Lessons You Can Learn From Poker

Poker is often seen as a game of chance, but the fact is it’s also a game of strategy and psychology. This is especially true when you add betting to the mix. Poker isn’t for everyone but if you’re willing to put in the time and effort, it can be very rewarding.

One of the most important lessons you can learn from poker is how to read your opponents. This is a skill that can help you in all aspects of life. For example, it can teach you how to be patient in stressful situations. It can also help you to be less impulsive, which is important in many situations.

Another important lesson is the importance of having a wide range of poker tactics. You need to be able to change your game plan on a dime if someone gets wind that you’re playing a certain way. You need to have a plan B, C, D, E and F ready at all times so that you’re never caught off guard by your opponent.

In poker, players place bets into a pot (the amount of money in the center) each time they have a hand. This is done by raising your hand or folding. Then the betting continues until the highest hand wins the pot.

To win a hand, you must have the best possible combination of cards according to the rules of the game. This is called having a “showdown” hand.

The first step in the process is the pre-flop phase, when you are dealt your two pocket cards and the other players begin betting. To increase the size of your bet, you must raise it. If you are unsure of what to do, it is usually best to call the other player’s bet.

After the pre-flop phase is over, the flop is revealed. Then the second betting round takes place. This is where you can really increase your bet if you think your hand is strong enough to make it into the showdown.

During the third betting phase, known as the turn, an additional community card is dealt face up. This increases the strength of your hand and can also be used to make a straight, flush or three-of-a-kind.

The fourth and final betting stage is the river, when the fifth community card is placed. At this point, you must decide whether to call the final bet or fold your hand.

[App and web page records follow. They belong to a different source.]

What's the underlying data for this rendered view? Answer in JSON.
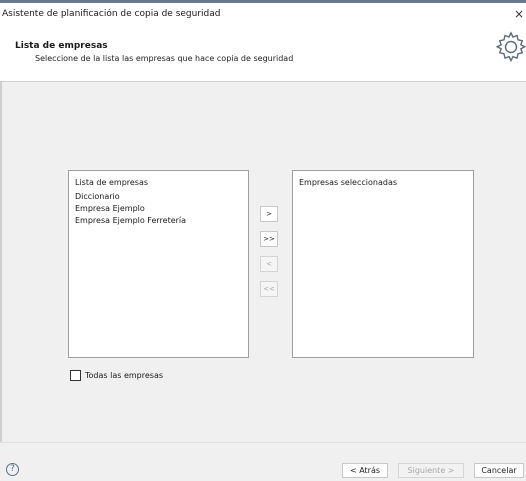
{
  "window": {
    "title": "Asistente de planificación de copia de seguridad",
    "close_glyph": "×"
  },
  "header": {
    "title": "Lista de empresas",
    "subtitle": "Seleccione de la lista las empresas que hace copia de seguridad",
    "icon": "gear-icon"
  },
  "available_list": {
    "header": "Lista de empresas",
    "items": [
      "Diccionario",
      "Empresa Ejemplo",
      "Empresa Ejemplo Ferretería"
    ]
  },
  "selected_list": {
    "header": "Empresas seleccionadas",
    "items": []
  },
  "move_buttons": {
    "add_one": ">",
    "add_all": ">>",
    "remove_one": "<",
    "remove_all": "<<"
  },
  "all_companies": {
    "label": "Todas las empresas",
    "checked": false
  },
  "footer": {
    "help_glyph": "?",
    "back": "< Atrás",
    "next": "Siguiente >",
    "cancel": "Cancelar"
  }
}
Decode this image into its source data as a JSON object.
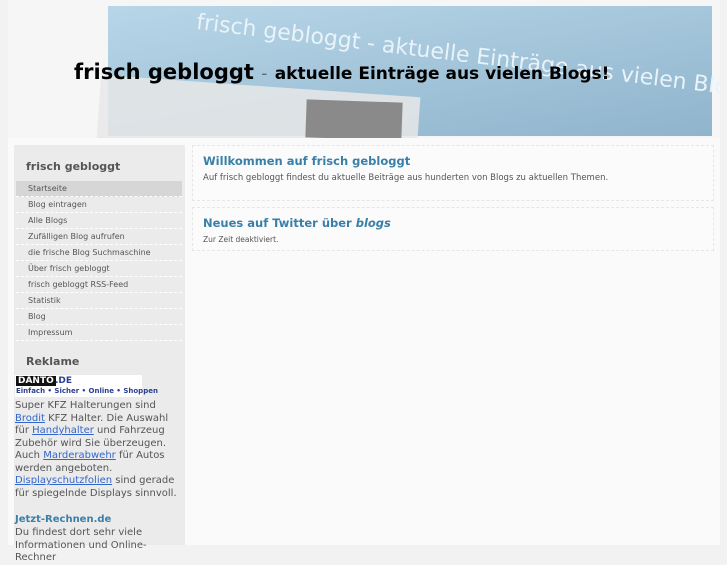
{
  "header": {
    "title": "frisch gebloggt",
    "separator": "-",
    "subtitle": "aktuelle Einträge aus vielen Blogs!",
    "banner_ghost": "frisch gebloggt - aktuelle Einträge aus vielen Blogs"
  },
  "sidebar": {
    "title": "frisch gebloggt",
    "items": [
      {
        "label": "Startseite"
      },
      {
        "label": "Blog eintragen"
      },
      {
        "label": "Alle Blogs"
      },
      {
        "label": "Zufälligen Blog aufrufen"
      },
      {
        "label": "die frische Blog Suchmaschine"
      },
      {
        "label": "Über frisch gebloggt"
      },
      {
        "label": "frisch gebloggt RSS-Feed"
      },
      {
        "label": "Statistik"
      },
      {
        "label": "Blog"
      },
      {
        "label": "Impressum"
      }
    ],
    "ad_heading": "Reklame",
    "ad": {
      "logo_main": "DANTO",
      "logo_tld": ".DE",
      "logo_tag": "Einfach • Sicher • Online • Shoppen",
      "t1": "Super KFZ Halterungen sind ",
      "l1": "Brodit",
      "t2": " KFZ Halter. Die Auswahl für ",
      "l2": "Handyhalter",
      "t3": " und Fahrzeug Zubehör wird Sie überzeugen. Auch ",
      "l3": "Marderabwehr",
      "t4": " für Autos werden angeboten. ",
      "l4": "Displayschutzfolien",
      "t5": " sind gerade für spiegelnde Displays sinnvoll."
    },
    "ad2_title": "Jetzt-Rechnen.de",
    "ad2_text": "Du findest dort sehr viele Informationen und Online-Rechner"
  },
  "main": {
    "welcome_title": "Willkommen auf frisch gebloggt",
    "welcome_text": "Auf frisch gebloggt findest du aktuelle Beiträge aus hunderten von Blogs zu aktuellen Themen.",
    "twitter_title": "Neues auf Twitter über ",
    "twitter_term": "blogs",
    "twitter_text": "Zur Zeit deaktiviert."
  }
}
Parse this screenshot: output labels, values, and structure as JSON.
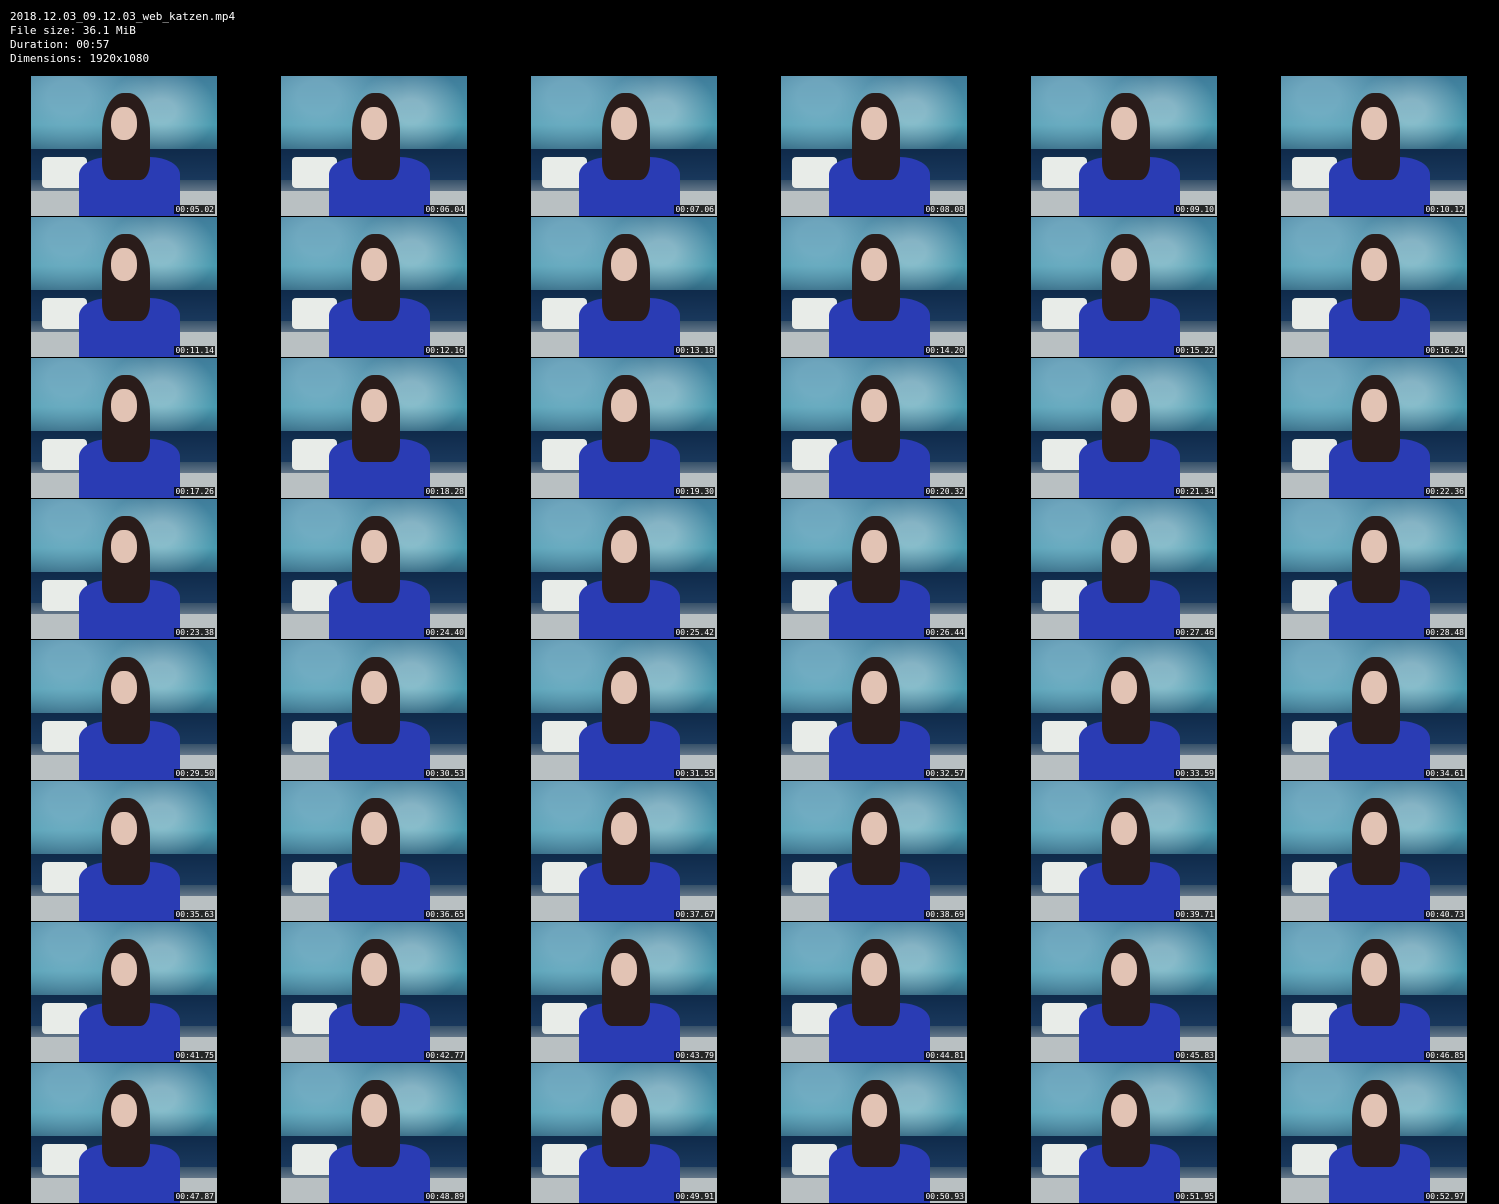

If you have a good poker hand, you should always call the final bet, even if you don’t have a high showing on the flop. This will encourage other players to fold, and you’ll be able to collect the pot. But if you have a weaker hand, it is often better to fold. Otherwise, you’ll be wasting your chips on bad hands and losing your money. Folding isn’t a sign of weakness; it’s a smarter move in the long run. You’ll also save your chips for a better hand the next time around.